1.4m of denim fabric
2m x 1.5 m of backing fabric
2m x 1.5m of wadding
50cm of binding fabric
Sewing machine and assorted accessories
Using the 22 fat eights and AQ55160 GO! Rectangle, cut 4 rectangles from each fabric.
From denim, cut
Using AQ55024 GO! Strip 1 ½” cut 20 strips
Using AQ55025 GO! Strip 2” cut 11 strips. Sub cut these into 2” by 4 ½”.
Technique Tip:Remember to start by cutting fewer layers of denim fabric and building up the layers. Depending on the thickness of your fabric, you may only be able to 4 layers at any one time.Technique Tip:As I didn’t have a 4 ½” strip die handy, I used the AQ55160 GO! Rectangle die to sub cut. Simply lay the strip parallel to the 4 ½” edge of the die as shown below and sub cut.
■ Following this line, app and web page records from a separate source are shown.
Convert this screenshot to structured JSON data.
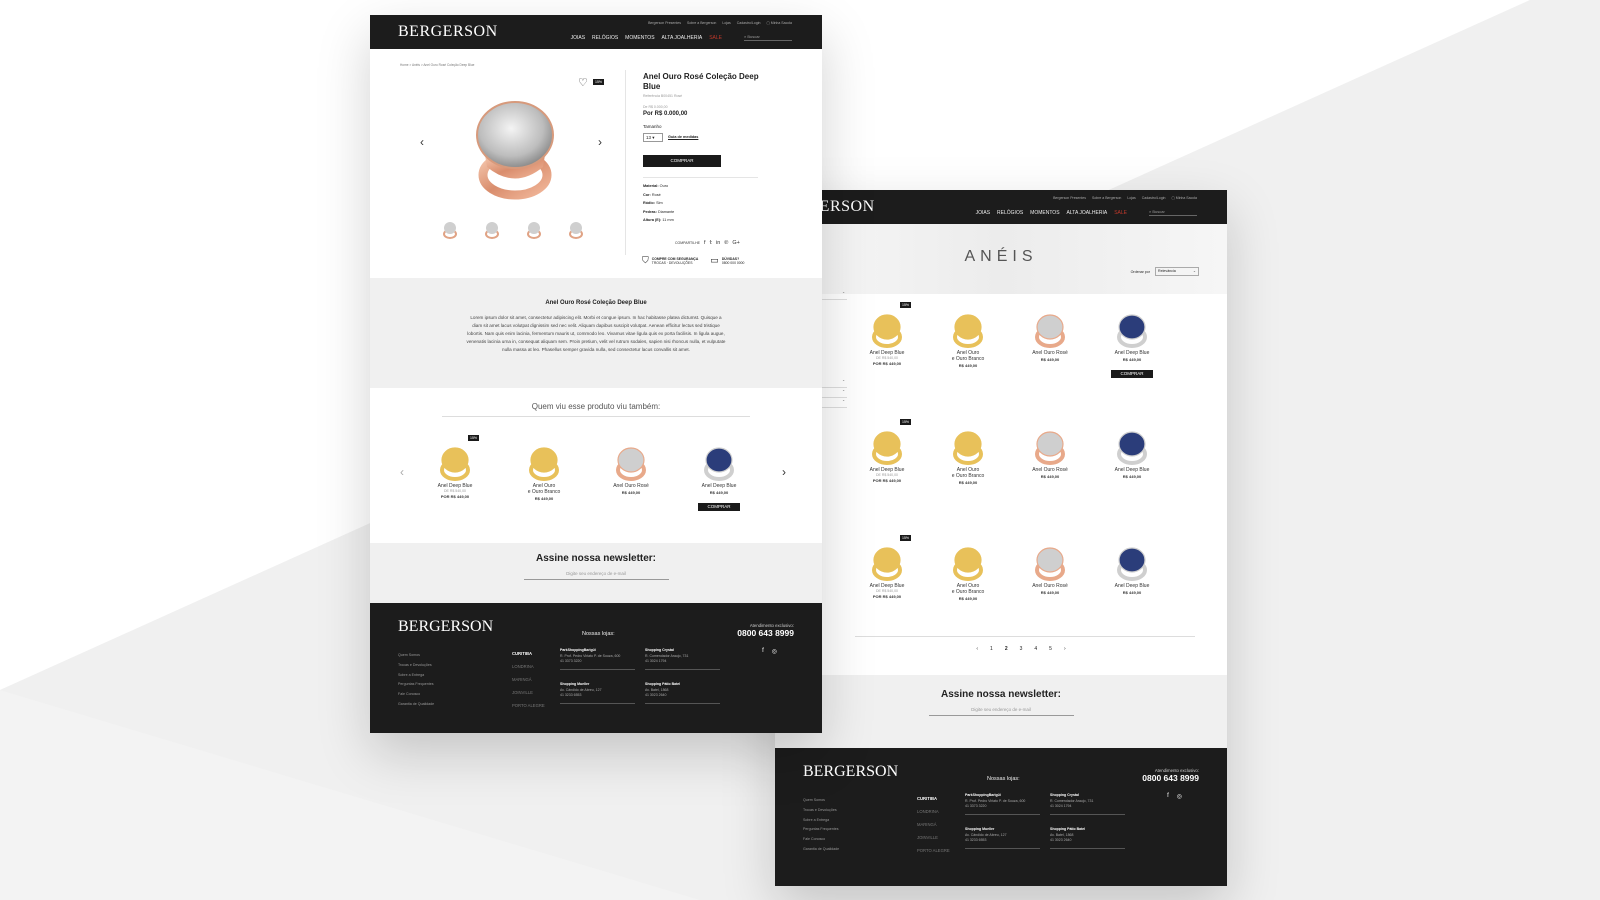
{
  "brand": "BERGERSON",
  "header": {
    "util_links": [
      "Bergerson Presentes",
      "Sobre a Bergerson",
      "Lojas",
      "Cadastro/Login",
      "Minha Sacola"
    ],
    "nav": [
      "JOIAS",
      "RELÓGIOS",
      "MOMENTOS",
      "ALTA JOALHERIA",
      "SALE"
    ],
    "search_placeholder": "Buscar"
  },
  "product": {
    "breadcrumb": "Home  >  Anéis  >  Anel Ouro Rosé Coleção Deep Blue",
    "badge": "15%",
    "title": "Anel Ouro Rosé Coleção Deep Blue",
    "ref": "Referência B00451 Rosé",
    "old_price": "De R$ 0.000,00",
    "price": "Por R$ 0.000,00",
    "size_label": "Tamanho",
    "size_value": "13",
    "size_guide": "Guia de medidas",
    "buy": "COMPRAR",
    "specs": [
      {
        "k": "Material:",
        "v": " Ouro"
      },
      {
        "k": "Cor:",
        "v": " Rosé"
      },
      {
        "k": "Ródio:",
        "v": " Sim"
      },
      {
        "k": "Pedras:",
        "v": " Diamante"
      },
      {
        "k": "Altura (E):",
        "v": " 11 mm"
      }
    ],
    "share_label": "COMPARTILHE",
    "secure": "COMPRE COM SEGURANÇA",
    "secure_sub": "TROCAS · DEVOLUÇÕES",
    "doubts": "DÚVIDAS?",
    "doubts_phone": "0800 000 0000"
  },
  "description": {
    "title": "Anel Ouro Rosé Coleção Deep Blue",
    "text": "Lorem ipsum dolor sit amet, consectetur adipiscing elit. Morbi et congue ipsum. In hac habitasse platea dictumst. Quisque a diam sit amet lacus volutpat dignissim sed nec velit. Aliquam dapibus suscipit volutpat. Aenean efficitur lectus sed tristique lobortis. Nam quis enim lacinia, fermentum mauris ut, commodo leo. Vivamus vitae ligula quis ex porta facilisis. In ligula augue, venenatis lacinia urna in, consequat aliquam sem. Proin pretium, velit vel rutrum sodales, sapien nisi rhoncus nulla, et vulputate nulla massa at leo. Phasellus semper gravida nulla, sed consectetur lacus convallis sit amet."
  },
  "related": {
    "title": "Quem viu esse produto viu também:",
    "items": [
      {
        "name": "Anel Deep Blue",
        "old": "DE R$ 540,00",
        "price": "POR R$ 449,00",
        "badge": "15%"
      },
      {
        "name": "Anel Ouro\ne Ouro Branco",
        "old": "",
        "price": "R$ 449,00",
        "badge": ""
      },
      {
        "name": "Anel Ouro Rosé",
        "old": "",
        "price": "R$ 449,00",
        "badge": ""
      },
      {
        "name": "Anel Deep Blue",
        "old": "",
        "price": "R$ 449,00",
        "badge": "",
        "buy": "COMPRAR"
      }
    ]
  },
  "newsletter": {
    "title": "Assine nossa newsletter:",
    "placeholder": "Digite seu endereço de e-mail"
  },
  "footer": {
    "links": [
      "Quem Somos",
      "Trocas e Devoluções",
      "Sobre a Entrega",
      "Perguntas Frequentes",
      "Fale Conosco",
      "Garantia de Qualidade"
    ],
    "stores_title": "Nossas lojas:",
    "cities": [
      "CURITIBA",
      "LONDRINA",
      "MARINGÁ",
      "JOINVILLE",
      "PORTO ALEGRE"
    ],
    "stores": [
      {
        "name": "ParkShoppingBarigüi",
        "addr": "R. Prof. Pedro Viriato P. de Souza, 600",
        "tel": "41 3373 3220"
      },
      {
        "name": "Shopping Crystal",
        "addr": "R. Comendador Araujo, 731",
        "tel": "41 3024 1794"
      },
      {
        "name": "Shopping Mueller",
        "addr": "Av. Cândido de Abreu, 127",
        "tel": "41 3233 6553"
      },
      {
        "name": "Shopping Pátio Batel",
        "addr": "Av. Batel, 1868",
        "tel": "41 3023 2640"
      }
    ],
    "attendance_label": "Atendimento exclusivo:",
    "phone": "0800 643 8999"
  },
  "category": {
    "title": "ANÉIS",
    "sort_label": "Ordenar por",
    "sort_value": "Relevância",
    "products": [
      {
        "name": "Anel Deep Blue",
        "old": "DE R$ 540,00",
        "price": "POR R$ 449,00",
        "badge": "15%"
      },
      {
        "name": "Anel Ouro\ne Ouro Branco",
        "old": "",
        "price": "R$ 449,00",
        "badge": ""
      },
      {
        "name": "Anel Ouro Rosé",
        "old": "",
        "price": "R$ 449,00",
        "badge": ""
      },
      {
        "name": "Anel Deep Blue",
        "old": "",
        "price": "R$ 449,00",
        "badge": "",
        "buy": "COMPRAR"
      },
      {
        "name": "Anel Deep Blue",
        "old": "DE R$ 540,00",
        "price": "POR R$ 449,00",
        "badge": "15%"
      },
      {
        "name": "Anel Ouro\ne Ouro Branco",
        "old": "",
        "price": "R$ 449,00",
        "badge": ""
      },
      {
        "name": "Anel Ouro Rosé",
        "old": "",
        "price": "R$ 449,00",
        "badge": ""
      },
      {
        "name": "Anel Deep Blue",
        "old": "",
        "price": "R$ 449,00",
        "badge": ""
      },
      {
        "name": "Anel Deep Blue",
        "old": "DE R$ 540,00",
        "price": "POR R$ 449,00",
        "badge": "15%"
      },
      {
        "name": "Anel Ouro\ne Ouro Branco",
        "old": "",
        "price": "R$ 449,00",
        "badge": ""
      },
      {
        "name": "Anel Ouro Rosé",
        "old": "",
        "price": "R$ 449,00",
        "badge": ""
      },
      {
        "name": "Anel Deep Blue",
        "old": "",
        "price": "R$ 449,00",
        "badge": ""
      }
    ],
    "pages": [
      "1",
      "2",
      "3",
      "4",
      "5"
    ],
    "current_page": "2"
  },
  "icons": {
    "heart": "heart-icon",
    "prev": "‹",
    "next": "›"
  },
  "colors": {
    "dark": "#1c1c1c",
    "sale": "#c0392b",
    "rose_gold": "#e8a98a",
    "gold": "#e8c15a",
    "silver": "#cfcfcf",
    "sapphire": "#2b3d7a"
  }
}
All seams are ¼” unless otherwise stated. Use picture at end of pattern as a reference when sewing.
Using your rectangle pieces, sew the denim rectangle, 2’ x 4 ½”, to the bottom of each piece, refer to figure 1. Press towards large rectangle. (You will need to remove 5 of these at a later date and place on the top of fabric, but we will get to that).
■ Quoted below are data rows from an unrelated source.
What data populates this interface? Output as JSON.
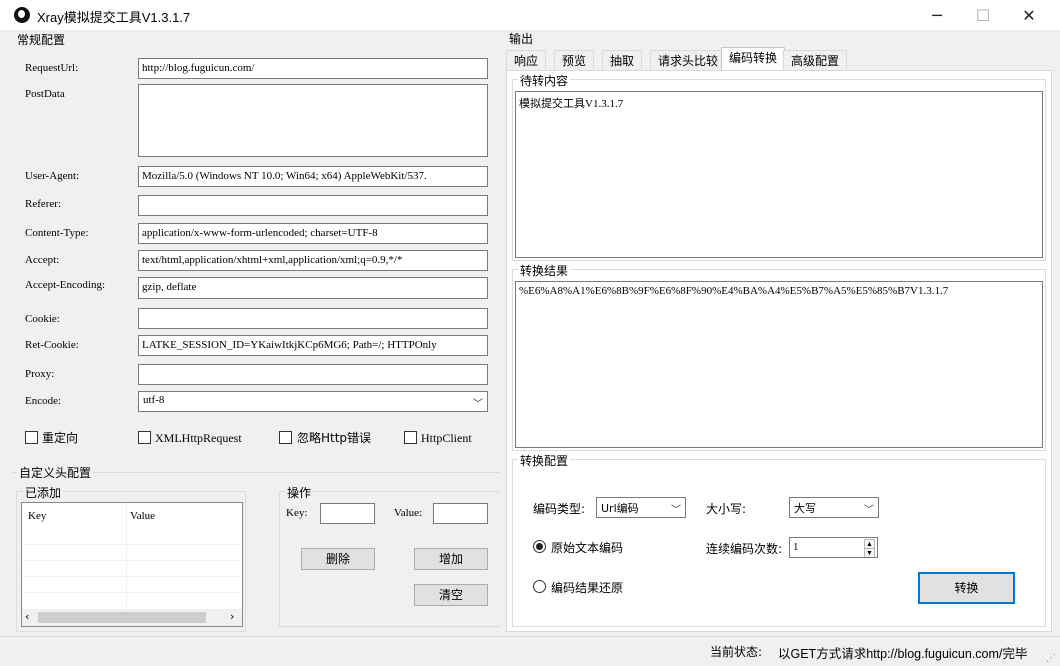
{
  "window": {
    "title": "Xray模拟提交工具V1.3.1.7",
    "minimize_glyph": "─",
    "maximize_glyph": "☐",
    "close_glyph": "✕"
  },
  "left": {
    "group_title": "常规配置",
    "labels": {
      "request_url": "RequestUrl:",
      "post_data": "PostData",
      "user_agent": "User-Agent:",
      "referer": "Referer:",
      "content_type": "Content-Type:",
      "accept": "Accept:",
      "accept_encoding": "Accept-Encoding:",
      "cookie": "Cookie:",
      "ret_cookie": "Ret-Cookie:",
      "proxy": "Proxy:",
      "encode": "Encode:"
    },
    "values": {
      "request_url": "http://blog.fuguicun.com/",
      "post_data": "",
      "user_agent": "Mozilla/5.0 (Windows NT 10.0; Win64; x64) AppleWebKit/537.",
      "referer": "",
      "content_type": "application/x-www-form-urlencoded; charset=UTF-8",
      "accept": "text/html,application/xhtml+xml,application/xml;q=0.9,*/*",
      "accept_encoding": "gzip, deflate",
      "cookie": "",
      "ret_cookie": "LATKE_SESSION_ID=YKaiwItkjKCp6MG6; Path=/; HTTPOnly",
      "proxy": "",
      "encode": "utf-8"
    },
    "checkboxes": {
      "redirect": "重定向",
      "xmlhttp": "XMLHttpRequest",
      "ignore_http_error": "忽略Http错误",
      "httpclient": "HttpClient"
    }
  },
  "custom_header": {
    "group_title": "自定义头配置",
    "added_title": "已添加",
    "columns": [
      "Key",
      "Value"
    ],
    "ops_title": "操作",
    "key_label": "Key:",
    "value_label": "Value:",
    "delete_button": "删除",
    "add_button": "增加",
    "clear_button": "清空"
  },
  "output": {
    "group_title": "输出",
    "tabs": [
      "响应",
      "预览",
      "抽取",
      "请求头比较",
      "编码转换",
      "高级配置"
    ],
    "active_tab": "编码转换",
    "pending_title": "待转内容",
    "pending_text": "模拟提交工具V1.3.1.7",
    "result_title": "转换结果",
    "result_text": "%E6%A8%A1%E6%8B%9F%E6%8F%90%E4%BA%A4%E5%B7%A5%E5%85%B7V1.3.1.7",
    "config_title": "转换配置",
    "encode_type_label": "编码类型:",
    "encode_type_value": "Url编码",
    "case_label": "大小写:",
    "case_value": "大写",
    "radio_original": "原始文本编码",
    "radio_restore": "编码结果还原",
    "repeat_label": "连续编码次数:",
    "repeat_value": "1",
    "convert_button": "转换"
  },
  "status": {
    "label": "当前状态:",
    "text": "以GET方式请求http://blog.fuguicun.com/完毕"
  }
}
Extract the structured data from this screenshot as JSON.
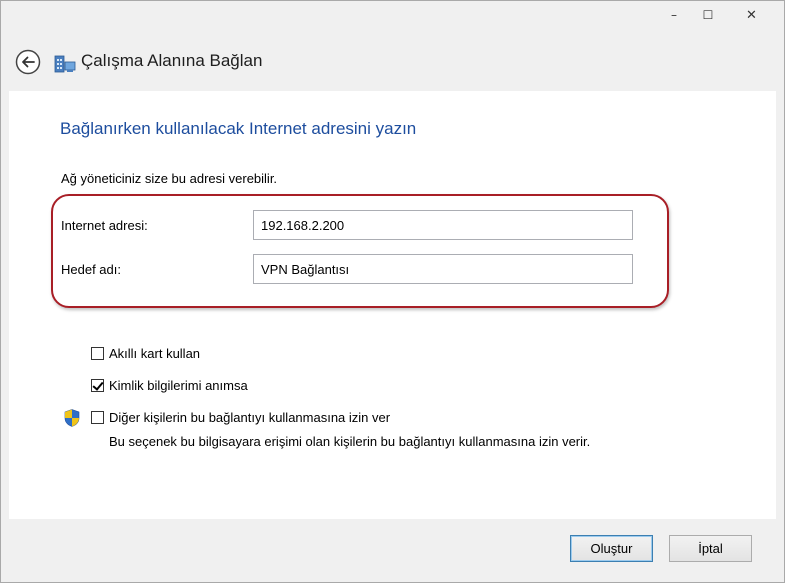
{
  "window": {
    "title": "Çalışma Alanına Bağlan",
    "caption_buttons": {
      "minimize": "–",
      "maximize": "☐",
      "close": "✕"
    }
  },
  "main": {
    "heading": "Bağlanırken kullanılacak Internet adresini yazın",
    "subtext": "Ağ yöneticiniz size bu adresi verebilir.",
    "internet_address": {
      "label": "Internet adresi:",
      "value": "192.168.2.200"
    },
    "destination_name": {
      "label": "Hedef adı:",
      "value": "VPN Bağlantısı"
    },
    "options": [
      {
        "label": "Akıllı kart kullan",
        "checked": false
      },
      {
        "label": "Kimlik bilgilerimi anımsa",
        "checked": true
      },
      {
        "label": "Diğer kişilerin bu bağlantıyı kullanmasına izin ver",
        "checked": false,
        "icon": "shield-icon"
      }
    ],
    "option_description": "Bu seçenek bu bilgisayara erişimi olan kişilerin bu bağlantıyı kullanmasına izin verir."
  },
  "footer": {
    "create_label": "Oluştur",
    "cancel_label": "İptal"
  },
  "colors": {
    "heading": "#1d4d9e",
    "highlight_ring": "#a81e26",
    "primary_button_border": "#3c7fb1"
  }
}
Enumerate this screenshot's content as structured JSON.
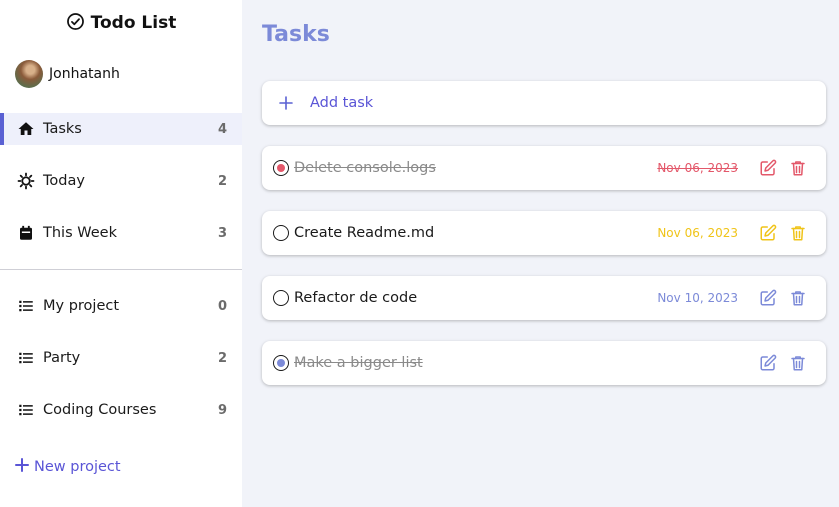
{
  "brand": {
    "title": "Todo List"
  },
  "user": {
    "name": "Jonhatanh"
  },
  "nav": {
    "tasks": {
      "label": "Tasks",
      "count": "4"
    },
    "today": {
      "label": "Today",
      "count": "2"
    },
    "week": {
      "label": "This Week",
      "count": "3"
    }
  },
  "projects": [
    {
      "label": "My project",
      "count": "0"
    },
    {
      "label": "Party",
      "count": "2"
    },
    {
      "label": "Coding Courses",
      "count": "9"
    }
  ],
  "new_project": "New project",
  "main": {
    "title": "Tasks",
    "add_task": "Add task",
    "tasks": [
      {
        "title": "Delete console.logs",
        "date": "Nov 06, 2023",
        "done": true,
        "color": "#e3586a"
      },
      {
        "title": "Create Readme.md",
        "date": "Nov 06, 2023",
        "done": false,
        "color": "#f0c419"
      },
      {
        "title": "Refactor de code",
        "date": "Nov 10, 2023",
        "done": false,
        "color": "#7c8ad8"
      },
      {
        "title": "Make a bigger list",
        "date": "",
        "done": true,
        "color": "#7c8ad8"
      }
    ]
  },
  "colors": {
    "accent": "#5a61d3",
    "title": "#7c8ad8",
    "sidebar_active": "#eef0fb",
    "background": "#f1f3f9"
  },
  "icons": {
    "brand": "check-circle-icon",
    "tasks": "home-icon",
    "today": "sun-icon",
    "week": "calendar-icon",
    "project": "list-icon",
    "edit": "edit-icon",
    "delete": "trash-icon"
  }
}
Lay fabric on a floor or design board so they are 11 pieces horizontal and 8 pieces vertical. Arrange colours and fabric to when you are happy with the placement.
Using your first strip, sew the rectangles together vertically. Press towards rectangles.
Technique Tip:We will be sewing in columns rather than rows on this quilt!
Repeat step 3 for column 2. Prior to pressing, remove (unpick) the last denim strip from the bottom of the column. Resew to the top of the column. Do this for subsequent even columns.
Repeat steps 3 and 4 until all columns are sewn together.
Using 2 x 1 ½” strips of denim, sew together at short ends. Press seams open. Repeat for all remaining strips.
Using your first column, sew strip to right hand edge, matching centres. Sew from top to bottom.
Attach second column to right hand side of strip and sew from bottom to top, as shown in figure 2.
Technique Tip:It is important to long sew seams in different directions as shown in Figure 2, in order to stretching, or ‘banana bending’.